At Smart Girls Love SciFi & Paranormal Romance, Charlee posted an interesting article called How do you define success For SciFi Romance?
The big question for me is, do I care? Should any of us care? With digital first publishers growing and traditional publishers rushing to develop digital first lines, do we need to see SFR in print? With indies being so successful, do we even need traditionally publishers to consider SFR a long-term viable genre? Have attitudes changed enough that we no longer define success in terms of traditional measures?
Tor Books editor Patrick Nielsen Hayden has acquired two novels from Charlie Jane Anders. The first, All the Birds in the Sky, is described as blending literary fantasy and science fiction, telling the story of the decades-long, on-and-off romance between a sorceress and a computer genius, beginning in childhood and proceeding against a background of increasingly catastrophic climate change. All the Birds in the Sky is slated for publication in 2015.
In Smuggler's Ponderings: History, Fandom and Masters of Science Fiction, Book Smuggler Ana blogged passionately about the problematic way SF fandom records its own history:
Here is the problem with Wisskopf’s presentation: when you use words like “PC” or “fuggheads” to describe groups of people (e.g. women, people of colour, LGBTQIA folks) – people who have been trying to become fully accepted members of what you call Science Fiction Fandom – you are not only delegitimizing their fight but also reframing the narrative of the fight itself.
This is history being rewritten in front of our very eyes.
My main question when hearing this argument is: “history” as perceived by whom?
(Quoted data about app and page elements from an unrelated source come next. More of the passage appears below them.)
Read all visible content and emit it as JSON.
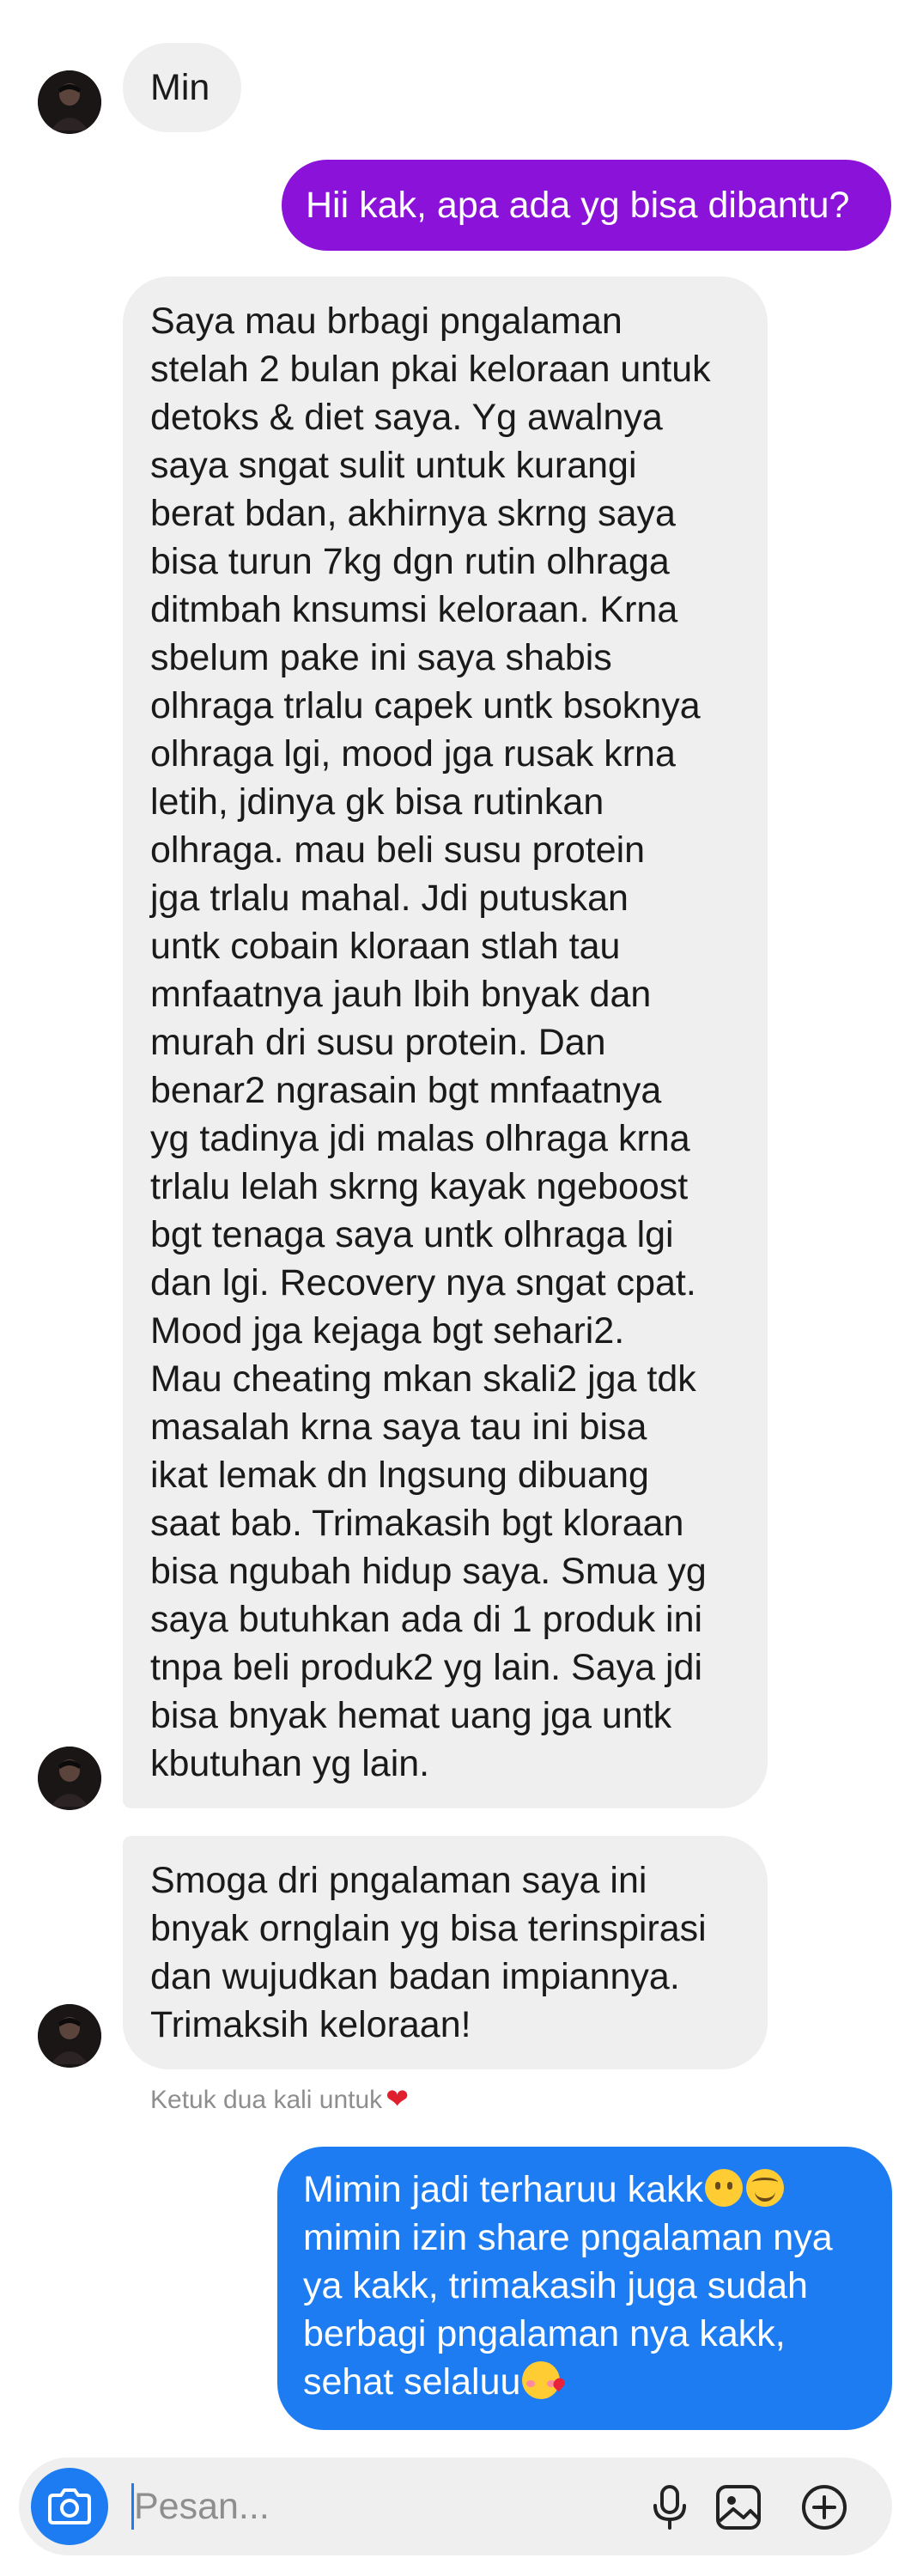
{
  "conversation": {
    "messages": [
      {
        "id": "m1",
        "direction": "incoming",
        "text": "Min"
      },
      {
        "id": "m2",
        "direction": "outgoing",
        "text": "Hii kak, apa ada yg bisa dibantu?"
      },
      {
        "id": "m3",
        "direction": "incoming",
        "text": "Saya mau brbagi pngalaman\nstelah 2 bulan pkai keloraan untuk\ndetoks & diet saya. Yg awalnya\nsaya sngat sulit untuk kurangi\nberat bdan, akhirnya skrng saya\nbisa turun 7kg dgn rutin olhraga\nditmbah knsumsi keloraan. Krna\nsbelum pake ini saya shabis\nolhraga trlalu capek untk bsoknya\nolhraga lgi, mood jga rusak krna\nletih, jdinya gk bisa rutinkan\nolhraga. mau beli susu protein\njga trlalu mahal. Jdi putuskan\nuntk cobain kloraan stlah tau\nmnfaatnya jauh lbih bnyak dan\nmurah dri susu protein. Dan\nbenar2 ngrasain bgt mnfaatnya\nyg tadinya jdi malas olhraga krna\ntrlalu lelah skrng kayak ngeboost\nbgt tenaga saya untk olhraga lgi\ndan lgi. Recovery nya sngat cpat.\nMood jga kejaga bgt sehari2.\nMau cheating mkan skali2 jga tdk\nmasalah krna saya tau ini bisa\nikat lemak dn lngsung dibuang\nsaat bab. Trimakasih bgt kloraan\nbisa ngubah hidup saya. Smua yg\nsaya butuhkan ada di 1 produk ini\ntnpa beli produk2 yg lain. Saya jdi\nbisa bnyak hemat uang jga untk\nkbutuhan yg lain."
      },
      {
        "id": "m4",
        "direction": "incoming",
        "text": "Smoga dri pngalaman saya ini\nbnyak ornglain yg bisa terinspirasi\ndan wujudkan badan impiannya.\nTrimaksih keloraan!"
      },
      {
        "id": "m5",
        "direction": "outgoing",
        "line1": "Mimin jadi terharuu kakk",
        "line2": "mimin izin share pngalaman nya\nya kakk, trimakasih juga sudah\nberbagi pngalaman nya kakk,\nsehat selaluu"
      }
    ],
    "double_tap_hint": "Ketuk dua kali untuk"
  },
  "composer": {
    "placeholder": "Pesan...",
    "icons": {
      "camera": "camera-icon",
      "mic": "microphone-icon",
      "gallery": "gallery-icon",
      "add": "plus-circle-icon"
    }
  },
  "colors": {
    "outgoing_purple": "#8b12d8",
    "outgoing_blue": "#1d7cf2",
    "incoming_bg": "#efefef",
    "hint_text": "#8e8e8e",
    "heart": "#e0202e"
  }
}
As defined by whom?In the context of Ana's post, anytime we in the SFR community write about sci-fi romance, we're preserving a part of the "lost" history of SF fandom. Our collective effort is a very important contribution and together with other marginalized voices, we can change the tide and usher in an era of inclusivity.
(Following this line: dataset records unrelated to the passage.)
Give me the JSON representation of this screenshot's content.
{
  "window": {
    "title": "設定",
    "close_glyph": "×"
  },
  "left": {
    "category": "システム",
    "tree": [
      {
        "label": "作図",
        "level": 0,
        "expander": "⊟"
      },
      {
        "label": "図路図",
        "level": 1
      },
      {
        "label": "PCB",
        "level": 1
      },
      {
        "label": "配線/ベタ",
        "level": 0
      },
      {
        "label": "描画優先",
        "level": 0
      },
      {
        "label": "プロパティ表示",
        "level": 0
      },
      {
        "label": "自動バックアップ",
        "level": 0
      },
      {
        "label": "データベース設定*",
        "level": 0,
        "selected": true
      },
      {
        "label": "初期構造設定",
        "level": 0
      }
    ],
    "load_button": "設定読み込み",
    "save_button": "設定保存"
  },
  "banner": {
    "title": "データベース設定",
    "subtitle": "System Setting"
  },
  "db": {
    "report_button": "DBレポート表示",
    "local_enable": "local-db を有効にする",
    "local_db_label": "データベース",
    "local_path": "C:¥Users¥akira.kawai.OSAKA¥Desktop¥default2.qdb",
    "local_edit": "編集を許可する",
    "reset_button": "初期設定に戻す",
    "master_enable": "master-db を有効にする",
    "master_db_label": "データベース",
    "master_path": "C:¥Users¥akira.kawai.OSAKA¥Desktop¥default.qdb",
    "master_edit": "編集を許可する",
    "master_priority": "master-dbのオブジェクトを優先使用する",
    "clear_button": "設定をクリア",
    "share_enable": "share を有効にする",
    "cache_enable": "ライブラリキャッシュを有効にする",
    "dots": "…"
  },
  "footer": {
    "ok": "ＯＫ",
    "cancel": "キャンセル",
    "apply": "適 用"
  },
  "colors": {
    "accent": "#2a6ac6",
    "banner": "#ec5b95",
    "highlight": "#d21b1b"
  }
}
Why is it that this early history of Science Fiction fandom is presented as “idyllic” when we know for a fact that large groups of people stood outside looking in? Isn’t that history being rewritten in front of our very eyes? Try this: when you Google “best Science Fiction of all time” or “essential Science Fiction novels,” you almost invariably get lists featuring works by the same group of people. Very few contain writers who are not white and male. The narrative that chooses this subset of people as the only worthy “masters” of the genre? Isn’t that, too, rewriting history in front of our very eyes?
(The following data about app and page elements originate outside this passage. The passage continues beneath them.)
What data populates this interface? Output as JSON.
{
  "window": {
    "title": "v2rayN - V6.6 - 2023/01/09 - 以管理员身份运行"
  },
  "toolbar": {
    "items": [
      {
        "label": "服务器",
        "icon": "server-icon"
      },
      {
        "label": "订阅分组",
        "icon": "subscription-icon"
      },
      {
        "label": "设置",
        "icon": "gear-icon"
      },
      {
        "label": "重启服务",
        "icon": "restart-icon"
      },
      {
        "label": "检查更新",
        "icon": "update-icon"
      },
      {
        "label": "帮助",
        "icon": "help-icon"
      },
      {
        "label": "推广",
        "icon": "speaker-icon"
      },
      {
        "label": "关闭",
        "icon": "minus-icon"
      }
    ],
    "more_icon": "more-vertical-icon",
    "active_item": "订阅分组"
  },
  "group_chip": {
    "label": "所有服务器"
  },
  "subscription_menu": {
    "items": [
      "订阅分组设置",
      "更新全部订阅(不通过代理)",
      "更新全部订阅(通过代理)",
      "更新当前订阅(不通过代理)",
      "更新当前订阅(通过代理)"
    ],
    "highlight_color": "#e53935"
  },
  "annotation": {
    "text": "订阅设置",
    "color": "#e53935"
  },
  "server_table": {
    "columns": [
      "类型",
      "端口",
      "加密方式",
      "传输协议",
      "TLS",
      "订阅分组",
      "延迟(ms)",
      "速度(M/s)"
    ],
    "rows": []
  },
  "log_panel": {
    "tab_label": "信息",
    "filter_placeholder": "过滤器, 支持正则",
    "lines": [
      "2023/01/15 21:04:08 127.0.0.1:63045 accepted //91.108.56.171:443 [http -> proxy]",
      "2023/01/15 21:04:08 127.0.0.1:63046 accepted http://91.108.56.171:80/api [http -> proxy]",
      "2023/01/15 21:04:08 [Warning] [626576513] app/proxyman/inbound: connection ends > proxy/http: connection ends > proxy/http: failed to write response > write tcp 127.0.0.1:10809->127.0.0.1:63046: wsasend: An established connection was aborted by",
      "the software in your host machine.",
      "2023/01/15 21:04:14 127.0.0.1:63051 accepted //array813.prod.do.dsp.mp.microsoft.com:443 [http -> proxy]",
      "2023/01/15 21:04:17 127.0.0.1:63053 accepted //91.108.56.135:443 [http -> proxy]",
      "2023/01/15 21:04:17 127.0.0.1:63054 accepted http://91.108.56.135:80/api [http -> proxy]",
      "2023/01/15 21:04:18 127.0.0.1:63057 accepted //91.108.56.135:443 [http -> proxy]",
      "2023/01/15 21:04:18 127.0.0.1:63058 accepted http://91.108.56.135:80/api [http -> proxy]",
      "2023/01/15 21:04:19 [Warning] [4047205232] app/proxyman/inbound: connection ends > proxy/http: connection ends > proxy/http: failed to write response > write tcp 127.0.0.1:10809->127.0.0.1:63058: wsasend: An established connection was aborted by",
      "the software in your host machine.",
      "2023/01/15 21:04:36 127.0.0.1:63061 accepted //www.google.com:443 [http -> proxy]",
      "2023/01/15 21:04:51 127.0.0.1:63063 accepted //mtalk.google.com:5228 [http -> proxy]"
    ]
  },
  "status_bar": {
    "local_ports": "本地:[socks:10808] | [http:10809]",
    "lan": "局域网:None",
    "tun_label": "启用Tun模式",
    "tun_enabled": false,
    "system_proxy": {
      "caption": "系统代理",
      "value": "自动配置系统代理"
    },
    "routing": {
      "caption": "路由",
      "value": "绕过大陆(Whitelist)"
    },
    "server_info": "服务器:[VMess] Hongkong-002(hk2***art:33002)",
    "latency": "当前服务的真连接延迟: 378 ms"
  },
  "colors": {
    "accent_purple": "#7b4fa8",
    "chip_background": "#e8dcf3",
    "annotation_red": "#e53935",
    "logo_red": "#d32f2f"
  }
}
It is obvious to me that this idyllic period of Science Fiction “history” is told largely from an American, white, male perspective. It might be an important part of a historical narrative, but it is not the whole narrative. Surely, it can’t be. If we choose to brand only those works “masterful” and “classic” and “essential”, what are we saying?